Monday, September 17, 2012

PCAOB Member Finds that Serious Deficiencies Continue in Outside Audits of Company Financial Statements

As the PCAOB continues its 2012 inspection season, and has completed a substantial number of the inspections, the Board continue to see a  high level of serious inspection findings, said Board Member Jeanette Franzel in recent remarks. The findings are serious, and represent deficiencies that are of such significance that it appeared that many firms, at the time they issued their audit reports, had failed to obtain sufficient, appropriate audit evidence to support their audit opinions on the financial statements and/or the opinions on internal control over financial reporting. These findings are reported in the public version of the report, which is referred to as "Part I."

According to Member Franzel, such deficiencies include cases where auditors issue unqualified opinions even though the audit work was incomplete or not properly conducted; financial statement information was contradicted by other available evidence; or audit conclusions on material issues were based on management's views without independent verification. She noted that these findings do not necessarily mean that the financial statements are misstated, but that they represent areas of risk where the audit work was not sufficient under the standards to support the audit opinion.

Also, PCAOB inspections are risk-based, and often focused on key areas in particular audits that pose risk to investors. Therefore, the results cannot be generalized to all audits.

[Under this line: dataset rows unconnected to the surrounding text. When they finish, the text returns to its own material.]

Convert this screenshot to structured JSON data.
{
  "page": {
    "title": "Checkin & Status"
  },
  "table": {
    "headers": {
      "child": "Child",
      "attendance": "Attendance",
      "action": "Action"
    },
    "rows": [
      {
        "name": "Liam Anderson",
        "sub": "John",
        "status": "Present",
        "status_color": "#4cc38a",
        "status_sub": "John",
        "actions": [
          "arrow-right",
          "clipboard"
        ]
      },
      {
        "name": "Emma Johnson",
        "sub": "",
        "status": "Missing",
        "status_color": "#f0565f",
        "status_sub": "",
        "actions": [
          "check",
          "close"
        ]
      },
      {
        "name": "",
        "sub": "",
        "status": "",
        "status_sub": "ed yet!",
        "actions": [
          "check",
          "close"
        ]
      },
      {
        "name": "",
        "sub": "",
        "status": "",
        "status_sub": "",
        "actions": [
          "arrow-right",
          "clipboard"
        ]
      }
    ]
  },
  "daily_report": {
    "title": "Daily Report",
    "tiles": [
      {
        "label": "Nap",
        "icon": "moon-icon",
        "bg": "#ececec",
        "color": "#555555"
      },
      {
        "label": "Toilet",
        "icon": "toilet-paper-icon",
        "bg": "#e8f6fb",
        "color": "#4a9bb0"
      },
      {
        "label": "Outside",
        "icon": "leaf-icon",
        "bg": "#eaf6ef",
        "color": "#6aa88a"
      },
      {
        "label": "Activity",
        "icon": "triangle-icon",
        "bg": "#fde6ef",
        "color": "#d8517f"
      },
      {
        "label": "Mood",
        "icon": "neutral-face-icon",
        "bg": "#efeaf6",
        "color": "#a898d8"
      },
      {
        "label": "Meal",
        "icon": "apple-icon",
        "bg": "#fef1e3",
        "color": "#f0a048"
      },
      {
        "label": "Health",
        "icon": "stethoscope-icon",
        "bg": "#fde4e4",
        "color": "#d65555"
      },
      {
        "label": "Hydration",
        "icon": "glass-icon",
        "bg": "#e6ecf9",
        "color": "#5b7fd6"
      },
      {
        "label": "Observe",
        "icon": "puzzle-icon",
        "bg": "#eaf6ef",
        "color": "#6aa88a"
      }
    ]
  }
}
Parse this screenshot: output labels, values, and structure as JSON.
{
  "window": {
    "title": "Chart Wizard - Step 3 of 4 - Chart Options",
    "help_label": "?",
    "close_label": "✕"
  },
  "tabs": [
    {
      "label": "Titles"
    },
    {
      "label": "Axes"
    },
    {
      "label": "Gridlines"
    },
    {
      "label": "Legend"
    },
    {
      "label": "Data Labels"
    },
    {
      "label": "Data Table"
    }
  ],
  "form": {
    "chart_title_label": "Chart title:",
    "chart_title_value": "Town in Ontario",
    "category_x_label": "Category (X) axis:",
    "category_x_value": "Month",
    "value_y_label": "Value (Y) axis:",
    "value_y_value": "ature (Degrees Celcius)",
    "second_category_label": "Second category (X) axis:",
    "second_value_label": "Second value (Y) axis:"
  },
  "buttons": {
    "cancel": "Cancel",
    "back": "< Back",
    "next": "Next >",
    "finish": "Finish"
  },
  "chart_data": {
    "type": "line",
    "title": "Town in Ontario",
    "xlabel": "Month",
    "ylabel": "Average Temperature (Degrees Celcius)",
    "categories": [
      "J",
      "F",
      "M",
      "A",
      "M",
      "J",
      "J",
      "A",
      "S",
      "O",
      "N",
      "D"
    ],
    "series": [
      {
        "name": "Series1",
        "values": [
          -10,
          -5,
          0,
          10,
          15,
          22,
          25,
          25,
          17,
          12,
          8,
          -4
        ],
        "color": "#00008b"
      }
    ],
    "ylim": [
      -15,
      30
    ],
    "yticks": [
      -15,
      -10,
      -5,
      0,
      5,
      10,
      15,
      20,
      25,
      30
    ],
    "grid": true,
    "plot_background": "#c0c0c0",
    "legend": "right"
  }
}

Common areas where the Board found audit deficiencies include revenue recognition, fair value of financial instruments, management estimates, testing and evaluating internal controls, related party transactions, and the auditor's assessment and response to fraud risk, among others. An area that is frequently problematic for smaller issuers is the audit work related to the issuer's use of equity financing instruments to compensate employees, vendors, and others. Many of these agreements and instruments contain complex terms and conditions that impact the manner in which the instruments should be recorded and accounted for by the issuer.